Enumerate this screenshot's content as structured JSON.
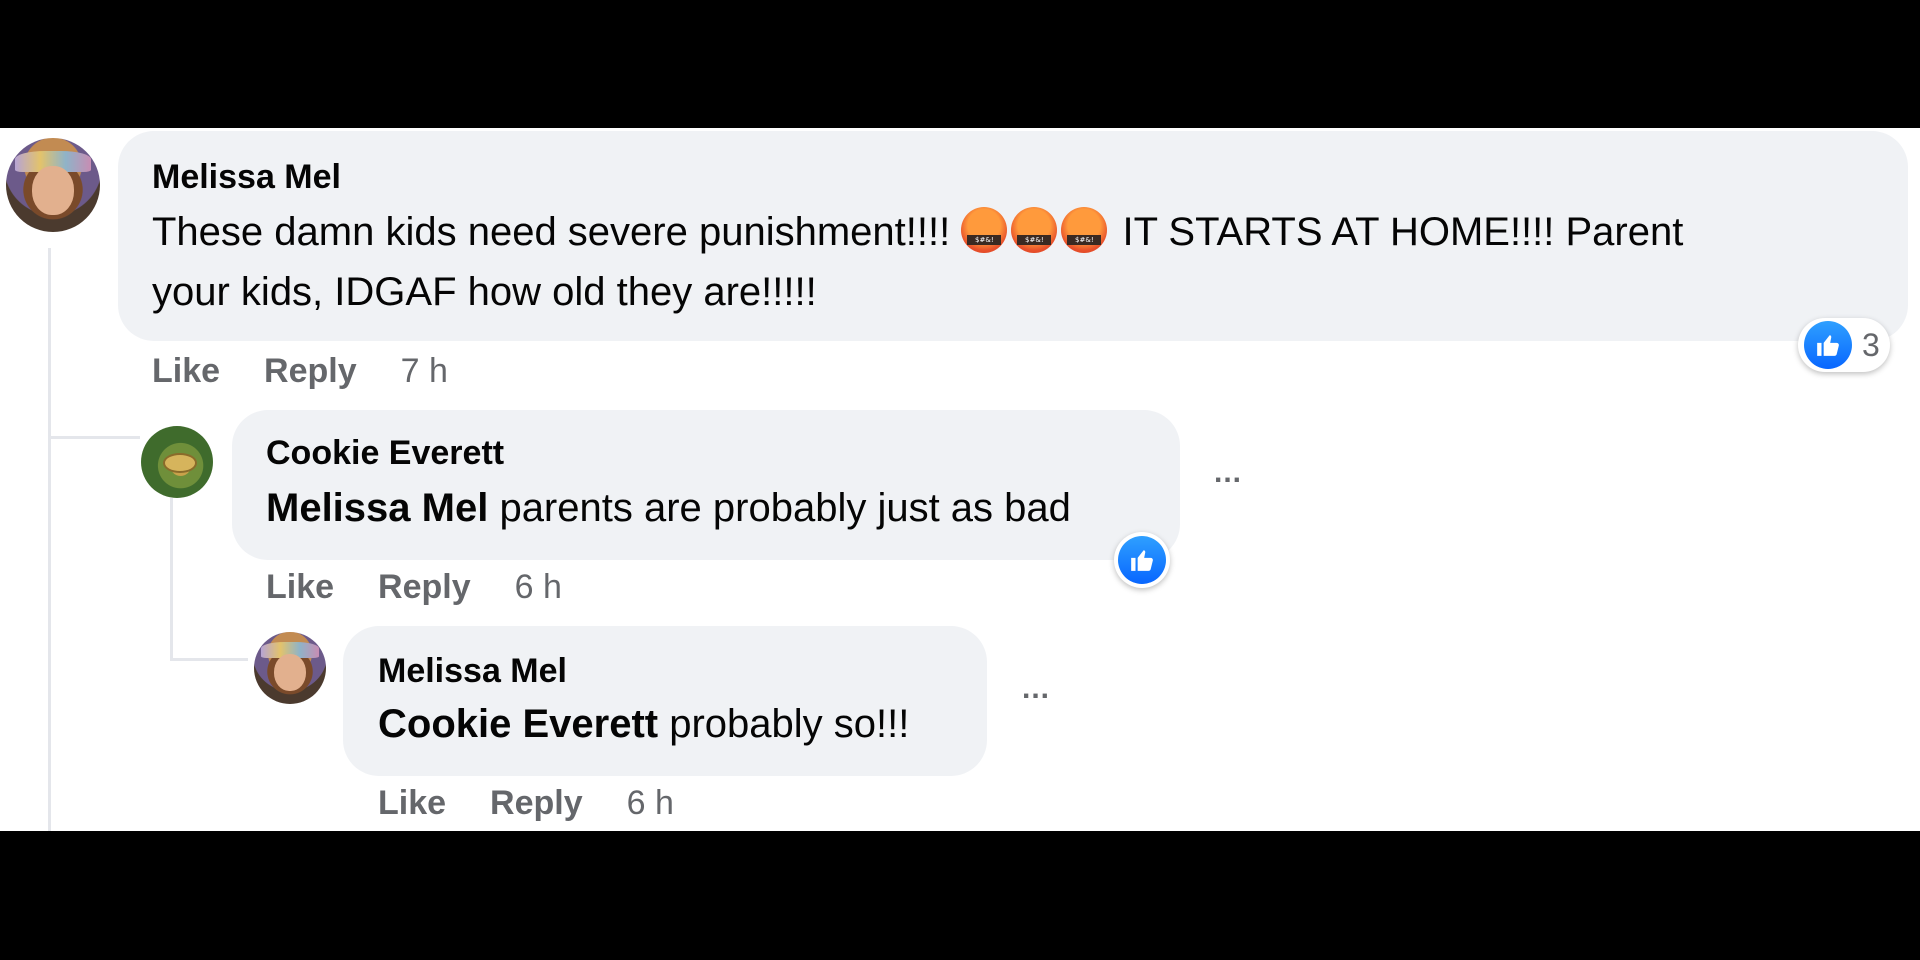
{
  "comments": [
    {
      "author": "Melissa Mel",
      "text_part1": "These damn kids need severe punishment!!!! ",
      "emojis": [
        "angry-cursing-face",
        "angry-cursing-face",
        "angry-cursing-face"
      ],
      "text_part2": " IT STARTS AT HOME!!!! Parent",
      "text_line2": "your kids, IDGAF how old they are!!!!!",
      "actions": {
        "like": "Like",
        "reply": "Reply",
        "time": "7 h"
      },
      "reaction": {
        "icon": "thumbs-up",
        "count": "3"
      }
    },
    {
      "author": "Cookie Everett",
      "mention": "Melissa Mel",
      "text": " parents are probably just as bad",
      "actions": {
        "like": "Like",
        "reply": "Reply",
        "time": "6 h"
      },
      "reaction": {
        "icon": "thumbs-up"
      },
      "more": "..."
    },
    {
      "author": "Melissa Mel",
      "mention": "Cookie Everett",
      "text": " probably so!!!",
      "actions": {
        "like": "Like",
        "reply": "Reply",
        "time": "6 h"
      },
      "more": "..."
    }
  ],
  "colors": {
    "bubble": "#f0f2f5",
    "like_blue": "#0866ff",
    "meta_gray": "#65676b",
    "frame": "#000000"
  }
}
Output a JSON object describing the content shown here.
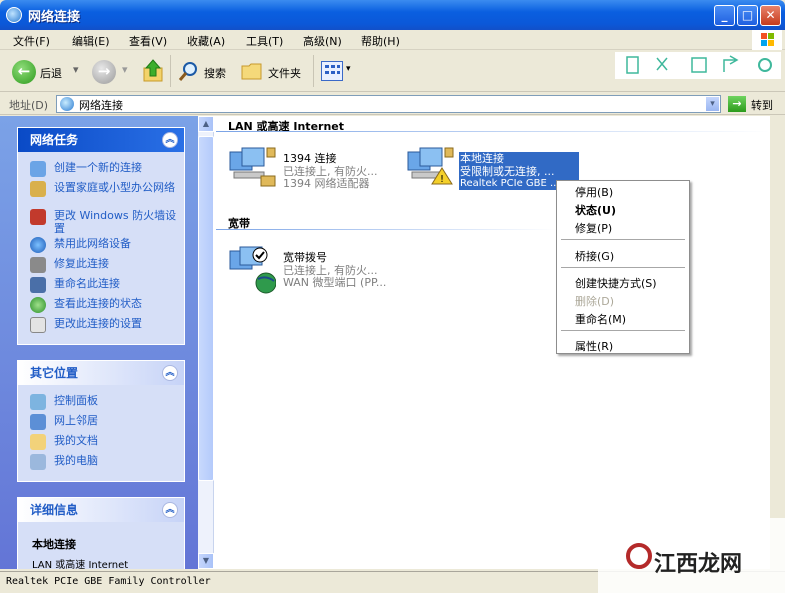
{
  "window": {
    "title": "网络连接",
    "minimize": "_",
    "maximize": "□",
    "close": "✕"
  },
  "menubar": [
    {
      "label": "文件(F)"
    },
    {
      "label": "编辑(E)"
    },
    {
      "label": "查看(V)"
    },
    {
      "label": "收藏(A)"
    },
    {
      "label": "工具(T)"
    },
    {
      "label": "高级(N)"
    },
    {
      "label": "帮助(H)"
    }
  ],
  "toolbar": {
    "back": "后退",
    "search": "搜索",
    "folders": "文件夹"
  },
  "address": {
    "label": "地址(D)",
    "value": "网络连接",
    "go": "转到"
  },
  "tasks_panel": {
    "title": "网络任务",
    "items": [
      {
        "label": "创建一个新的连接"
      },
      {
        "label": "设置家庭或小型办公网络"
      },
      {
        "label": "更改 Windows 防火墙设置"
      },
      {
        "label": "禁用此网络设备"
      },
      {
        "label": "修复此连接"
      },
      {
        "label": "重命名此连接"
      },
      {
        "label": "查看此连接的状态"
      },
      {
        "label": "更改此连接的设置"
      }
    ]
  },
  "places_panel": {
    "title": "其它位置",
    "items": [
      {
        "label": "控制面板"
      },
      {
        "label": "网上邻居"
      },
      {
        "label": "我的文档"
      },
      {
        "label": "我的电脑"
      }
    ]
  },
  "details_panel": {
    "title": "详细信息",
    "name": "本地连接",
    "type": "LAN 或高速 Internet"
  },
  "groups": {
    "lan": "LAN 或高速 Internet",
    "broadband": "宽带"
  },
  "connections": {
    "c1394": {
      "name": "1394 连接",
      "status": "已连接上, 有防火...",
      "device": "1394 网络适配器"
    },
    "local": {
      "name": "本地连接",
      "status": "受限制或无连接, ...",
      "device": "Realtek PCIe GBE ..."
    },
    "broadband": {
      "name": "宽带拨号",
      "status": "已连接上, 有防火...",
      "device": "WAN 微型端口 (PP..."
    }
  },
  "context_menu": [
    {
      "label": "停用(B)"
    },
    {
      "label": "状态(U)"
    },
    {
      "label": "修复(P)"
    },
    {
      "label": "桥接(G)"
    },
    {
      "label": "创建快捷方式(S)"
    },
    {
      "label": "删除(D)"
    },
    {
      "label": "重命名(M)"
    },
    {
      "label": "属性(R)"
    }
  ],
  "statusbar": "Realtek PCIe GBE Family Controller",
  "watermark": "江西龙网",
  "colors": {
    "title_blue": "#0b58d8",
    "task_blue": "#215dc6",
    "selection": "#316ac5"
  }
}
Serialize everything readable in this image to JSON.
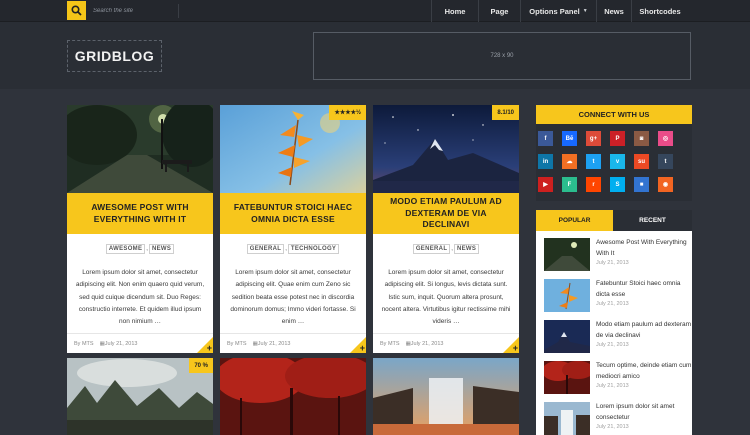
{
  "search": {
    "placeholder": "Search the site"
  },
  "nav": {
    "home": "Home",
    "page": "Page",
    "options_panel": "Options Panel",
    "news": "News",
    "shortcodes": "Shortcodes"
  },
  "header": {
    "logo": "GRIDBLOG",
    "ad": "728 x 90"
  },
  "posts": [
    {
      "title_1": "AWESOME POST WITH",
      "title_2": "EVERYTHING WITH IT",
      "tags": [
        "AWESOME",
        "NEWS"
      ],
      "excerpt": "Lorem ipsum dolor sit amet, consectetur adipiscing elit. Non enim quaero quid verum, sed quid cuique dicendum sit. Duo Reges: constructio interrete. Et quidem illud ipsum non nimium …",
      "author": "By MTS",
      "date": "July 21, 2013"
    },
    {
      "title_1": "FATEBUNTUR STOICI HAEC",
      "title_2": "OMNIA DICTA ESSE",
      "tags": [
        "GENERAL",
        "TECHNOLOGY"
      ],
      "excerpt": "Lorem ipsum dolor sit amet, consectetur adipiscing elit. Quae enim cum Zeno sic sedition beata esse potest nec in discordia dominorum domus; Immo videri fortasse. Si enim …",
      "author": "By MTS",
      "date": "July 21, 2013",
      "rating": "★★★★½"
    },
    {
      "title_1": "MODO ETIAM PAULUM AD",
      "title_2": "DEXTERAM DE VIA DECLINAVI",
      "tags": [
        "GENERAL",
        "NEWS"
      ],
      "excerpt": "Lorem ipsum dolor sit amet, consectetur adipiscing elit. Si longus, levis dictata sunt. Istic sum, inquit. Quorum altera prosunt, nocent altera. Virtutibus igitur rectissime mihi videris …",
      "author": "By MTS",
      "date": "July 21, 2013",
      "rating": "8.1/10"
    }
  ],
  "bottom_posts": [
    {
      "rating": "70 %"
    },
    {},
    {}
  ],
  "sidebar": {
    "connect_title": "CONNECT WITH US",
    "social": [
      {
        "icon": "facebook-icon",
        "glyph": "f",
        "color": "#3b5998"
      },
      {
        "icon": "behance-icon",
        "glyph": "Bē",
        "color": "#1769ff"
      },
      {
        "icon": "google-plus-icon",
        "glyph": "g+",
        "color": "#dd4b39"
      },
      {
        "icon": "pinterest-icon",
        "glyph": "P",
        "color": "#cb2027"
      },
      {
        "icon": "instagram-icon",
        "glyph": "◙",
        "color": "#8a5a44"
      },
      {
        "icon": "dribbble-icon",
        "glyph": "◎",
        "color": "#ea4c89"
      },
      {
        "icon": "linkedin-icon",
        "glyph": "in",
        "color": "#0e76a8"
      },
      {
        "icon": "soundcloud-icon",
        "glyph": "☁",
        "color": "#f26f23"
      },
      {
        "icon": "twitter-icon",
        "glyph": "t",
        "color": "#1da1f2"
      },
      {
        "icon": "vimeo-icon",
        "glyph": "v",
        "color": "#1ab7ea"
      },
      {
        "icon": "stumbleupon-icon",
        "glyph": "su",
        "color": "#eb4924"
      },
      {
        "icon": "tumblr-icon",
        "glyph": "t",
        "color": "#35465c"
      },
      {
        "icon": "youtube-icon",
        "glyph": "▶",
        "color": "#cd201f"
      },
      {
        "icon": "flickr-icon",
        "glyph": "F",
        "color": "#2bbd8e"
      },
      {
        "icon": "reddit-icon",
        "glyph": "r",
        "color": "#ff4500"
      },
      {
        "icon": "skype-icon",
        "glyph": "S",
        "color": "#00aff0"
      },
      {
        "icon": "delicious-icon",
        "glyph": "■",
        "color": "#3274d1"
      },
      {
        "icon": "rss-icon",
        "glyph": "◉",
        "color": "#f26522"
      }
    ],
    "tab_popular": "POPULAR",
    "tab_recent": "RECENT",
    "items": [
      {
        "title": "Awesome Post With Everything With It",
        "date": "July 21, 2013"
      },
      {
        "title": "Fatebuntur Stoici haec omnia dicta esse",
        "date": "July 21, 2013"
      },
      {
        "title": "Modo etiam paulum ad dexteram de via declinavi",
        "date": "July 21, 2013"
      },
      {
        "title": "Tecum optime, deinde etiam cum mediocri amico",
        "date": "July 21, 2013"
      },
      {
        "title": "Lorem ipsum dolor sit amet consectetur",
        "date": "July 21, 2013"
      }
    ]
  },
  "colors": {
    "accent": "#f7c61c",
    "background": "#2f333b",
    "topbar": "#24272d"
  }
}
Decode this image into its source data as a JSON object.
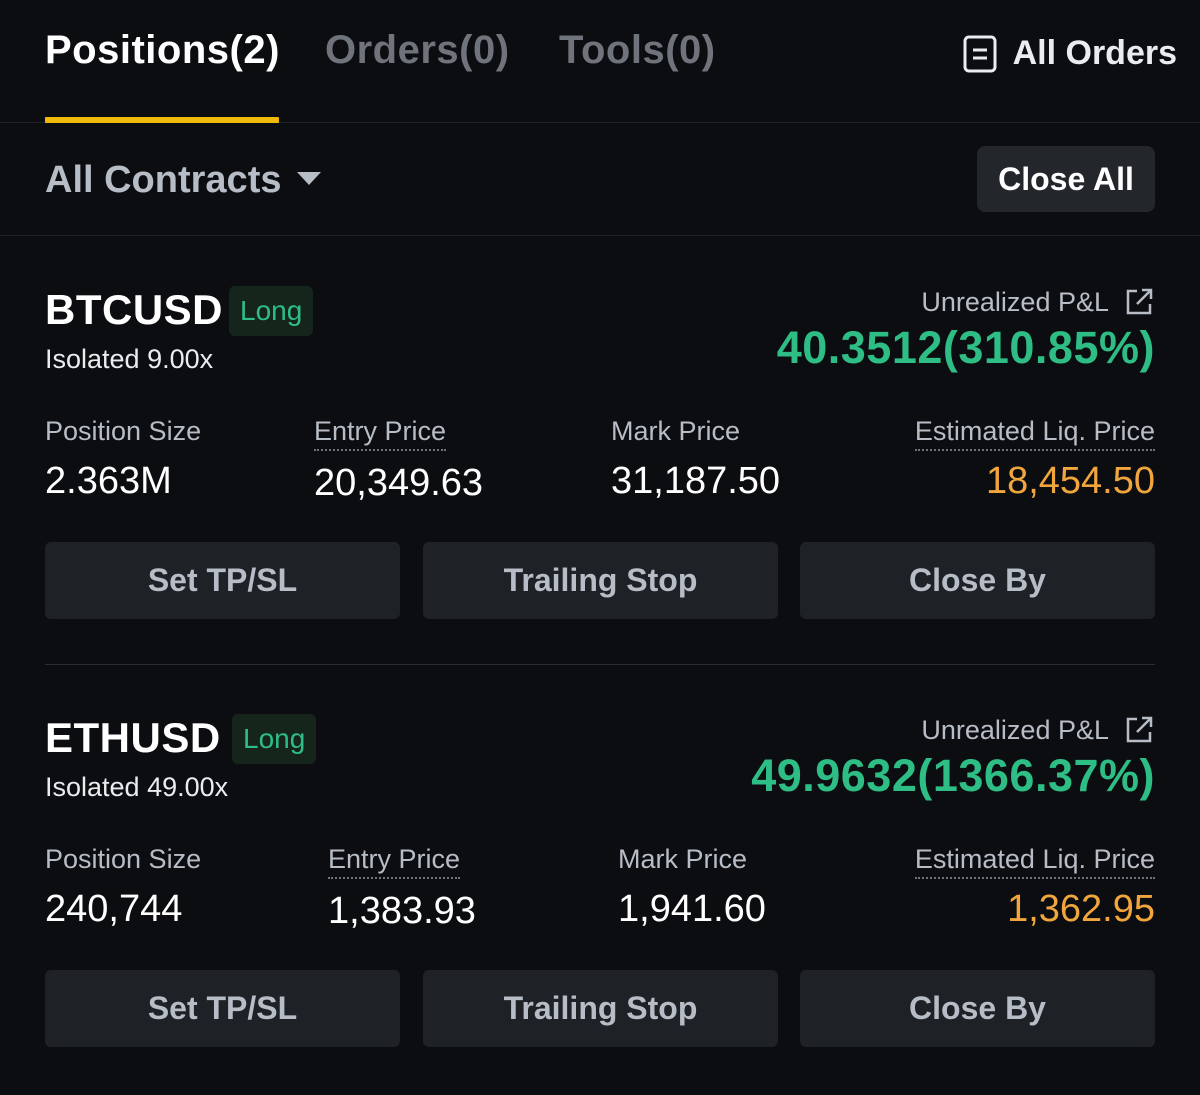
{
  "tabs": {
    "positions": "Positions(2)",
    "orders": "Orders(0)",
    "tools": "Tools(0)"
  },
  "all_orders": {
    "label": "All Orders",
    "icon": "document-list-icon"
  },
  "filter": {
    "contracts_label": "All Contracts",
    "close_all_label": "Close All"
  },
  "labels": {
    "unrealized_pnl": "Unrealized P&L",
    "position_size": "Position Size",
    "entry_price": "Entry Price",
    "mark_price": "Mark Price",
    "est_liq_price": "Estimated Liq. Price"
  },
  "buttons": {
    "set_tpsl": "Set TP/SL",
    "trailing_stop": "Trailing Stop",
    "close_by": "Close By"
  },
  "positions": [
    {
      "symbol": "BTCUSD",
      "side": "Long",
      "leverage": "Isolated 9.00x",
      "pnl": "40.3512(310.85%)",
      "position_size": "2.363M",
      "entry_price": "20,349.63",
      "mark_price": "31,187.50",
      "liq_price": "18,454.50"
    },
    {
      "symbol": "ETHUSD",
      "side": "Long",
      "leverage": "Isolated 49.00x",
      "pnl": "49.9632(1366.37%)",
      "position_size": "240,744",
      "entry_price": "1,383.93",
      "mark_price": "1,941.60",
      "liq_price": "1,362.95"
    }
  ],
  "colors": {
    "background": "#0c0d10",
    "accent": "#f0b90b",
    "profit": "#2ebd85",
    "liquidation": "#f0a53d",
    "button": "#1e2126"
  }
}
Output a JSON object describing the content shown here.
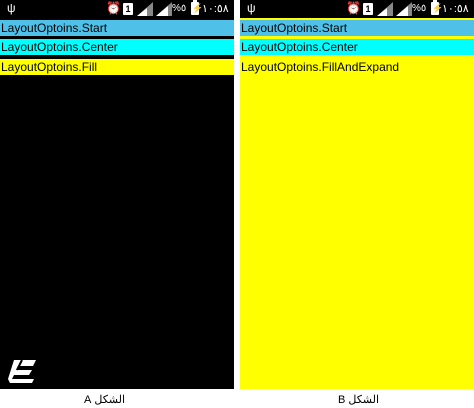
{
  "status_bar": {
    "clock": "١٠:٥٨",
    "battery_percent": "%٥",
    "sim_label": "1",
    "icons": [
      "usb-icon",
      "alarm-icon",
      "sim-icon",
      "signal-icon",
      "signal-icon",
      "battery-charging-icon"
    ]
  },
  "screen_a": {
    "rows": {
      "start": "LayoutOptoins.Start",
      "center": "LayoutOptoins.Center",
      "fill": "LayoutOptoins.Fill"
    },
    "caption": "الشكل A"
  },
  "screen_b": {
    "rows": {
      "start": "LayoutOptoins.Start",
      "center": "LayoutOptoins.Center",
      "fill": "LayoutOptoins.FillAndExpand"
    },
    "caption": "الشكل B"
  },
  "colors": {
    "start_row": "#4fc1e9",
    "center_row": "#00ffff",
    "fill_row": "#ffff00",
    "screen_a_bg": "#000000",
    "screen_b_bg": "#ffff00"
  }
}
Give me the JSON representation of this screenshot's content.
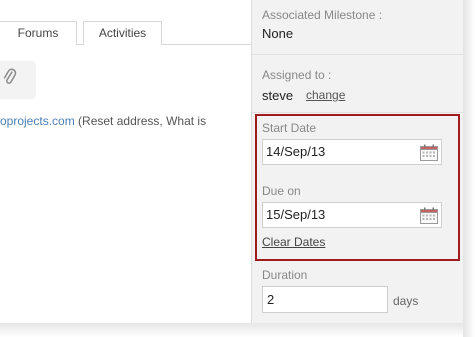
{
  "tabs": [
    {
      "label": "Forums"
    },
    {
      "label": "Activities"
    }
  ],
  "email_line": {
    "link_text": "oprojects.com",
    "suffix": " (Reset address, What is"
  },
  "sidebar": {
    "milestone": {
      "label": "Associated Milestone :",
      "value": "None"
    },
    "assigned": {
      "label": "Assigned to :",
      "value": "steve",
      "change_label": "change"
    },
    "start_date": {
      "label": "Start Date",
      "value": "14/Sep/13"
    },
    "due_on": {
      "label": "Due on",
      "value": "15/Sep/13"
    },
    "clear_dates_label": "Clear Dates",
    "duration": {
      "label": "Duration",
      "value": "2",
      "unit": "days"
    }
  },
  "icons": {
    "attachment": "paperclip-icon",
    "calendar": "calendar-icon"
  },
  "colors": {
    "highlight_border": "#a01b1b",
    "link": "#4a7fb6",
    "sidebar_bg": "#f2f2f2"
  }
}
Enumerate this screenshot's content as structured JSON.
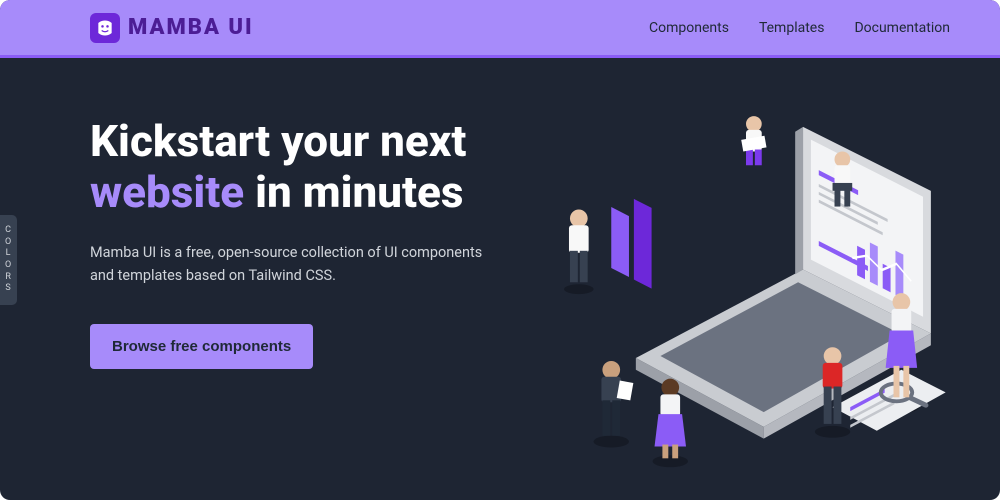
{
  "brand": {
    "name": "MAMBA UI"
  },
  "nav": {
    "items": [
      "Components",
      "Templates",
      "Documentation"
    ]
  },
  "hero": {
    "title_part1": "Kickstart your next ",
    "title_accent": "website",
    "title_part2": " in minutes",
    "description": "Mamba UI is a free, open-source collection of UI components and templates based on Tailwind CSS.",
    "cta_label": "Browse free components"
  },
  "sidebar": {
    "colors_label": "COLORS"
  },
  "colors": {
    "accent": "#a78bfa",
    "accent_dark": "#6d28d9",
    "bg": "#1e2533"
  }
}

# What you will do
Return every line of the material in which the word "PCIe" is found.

# Result below
      "device": "Realtek PCIe GBE ..."
  "statusbar": "Realtek PCIe GBE Family Controller",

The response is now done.